Over the course of his artistic career, Wassily Kandinsky (1866–1944) transformed not only his own style, but the course of art history. From early figurative and landscape painting, he went on to pioneer a spiritual, emotive, rhythmic use of color and line and is today credited with creating the first purely abstract work.
As much a teacher and theorist as he was a practicing artist, Kandinsky's interests in music, theater, poetry, philosophy, ethnology, myth, and the occult, were all essential components to his painting and engraving. He was involved with both the influential Blaue Reiter and Bauhaus groups and left a legacy not only of dazzling visual work, but also of highly influential treatises such as Concerning the Spiritual In Art. Key tenets included the connections between painting, music and mystical experience, and the purification of art away from material realism and towards an emotional expression, condensed in particular by color.
This book presents key Kandinsky works to introduce his repertoire of vivid colors, forms, and feelings.
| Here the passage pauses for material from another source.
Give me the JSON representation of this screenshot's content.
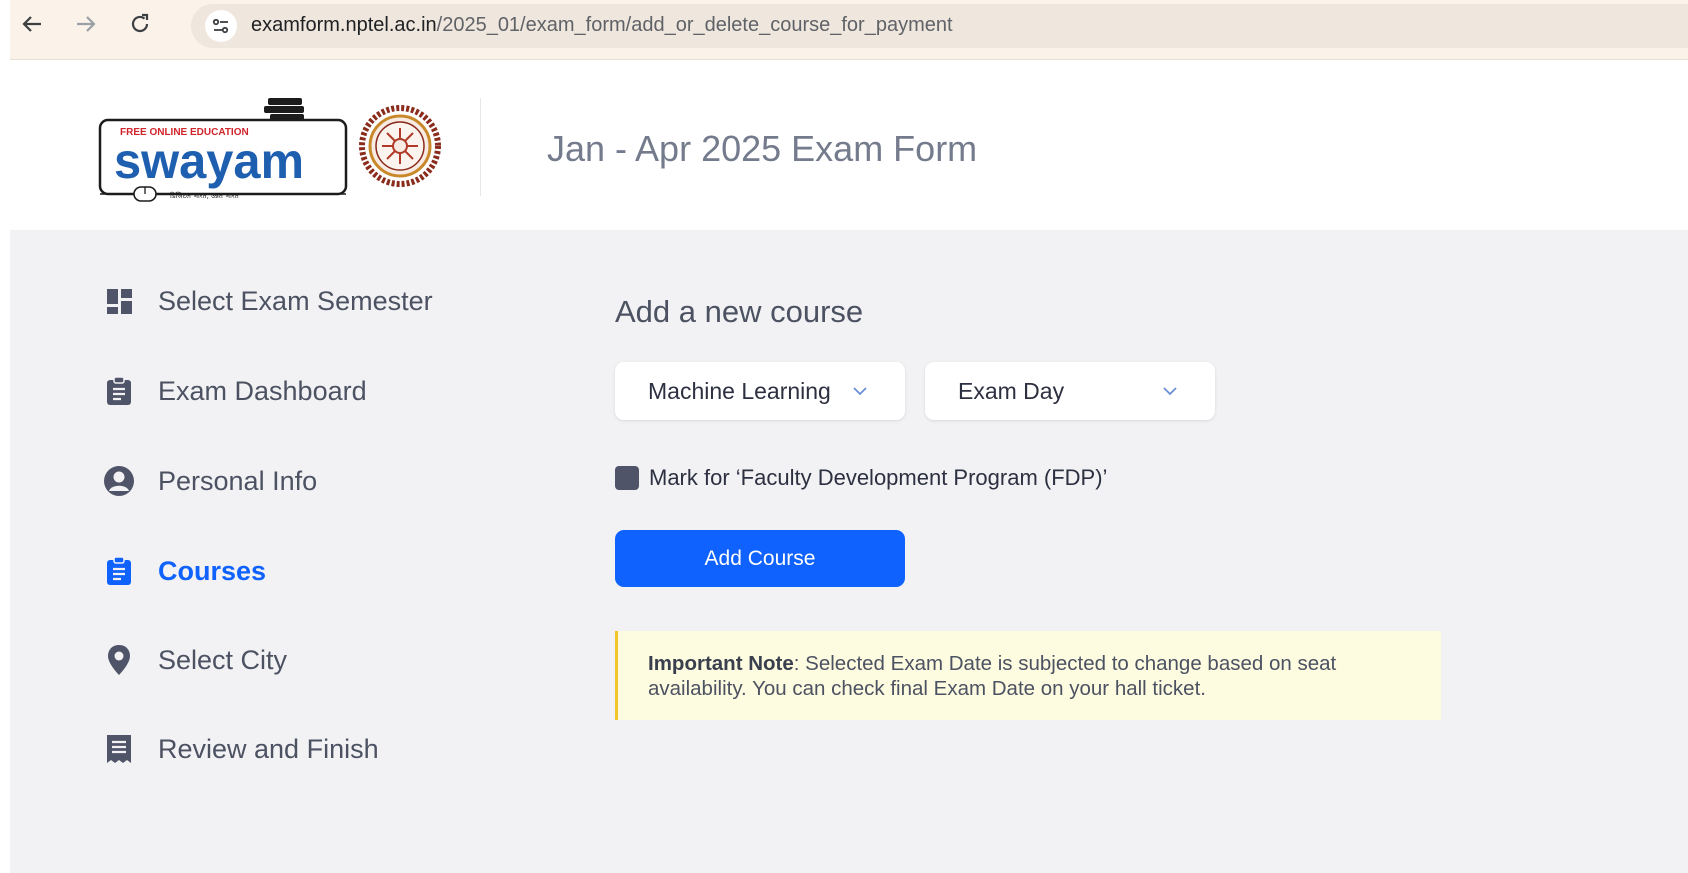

Tracing the artist's radical stylistic development, it shows how one painter's progression paved the way for generations of abstract expression to come.